**WHAT TO PRODUCE**
A bare number is the expected answer: the count of lines in the data holding "shepherd".

== MATERIAL PROVIDED ==

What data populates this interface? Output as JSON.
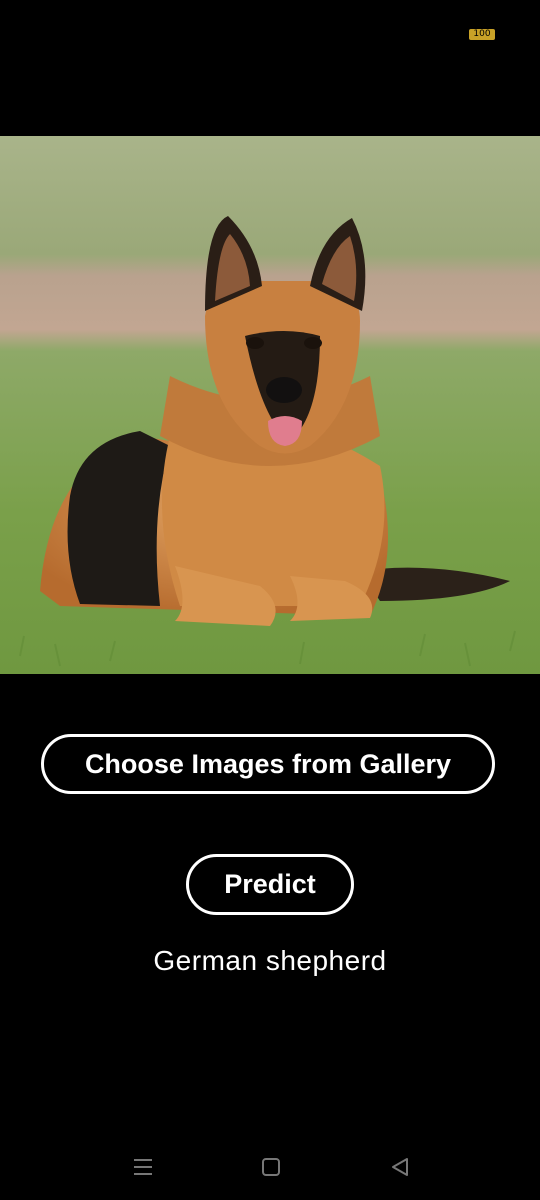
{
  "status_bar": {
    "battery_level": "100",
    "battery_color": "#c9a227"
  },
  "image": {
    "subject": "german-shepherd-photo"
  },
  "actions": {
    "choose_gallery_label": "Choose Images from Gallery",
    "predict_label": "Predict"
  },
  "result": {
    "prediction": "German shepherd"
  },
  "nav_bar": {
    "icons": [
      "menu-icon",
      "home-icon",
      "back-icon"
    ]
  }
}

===

**EXERCISE RESPONSE**
2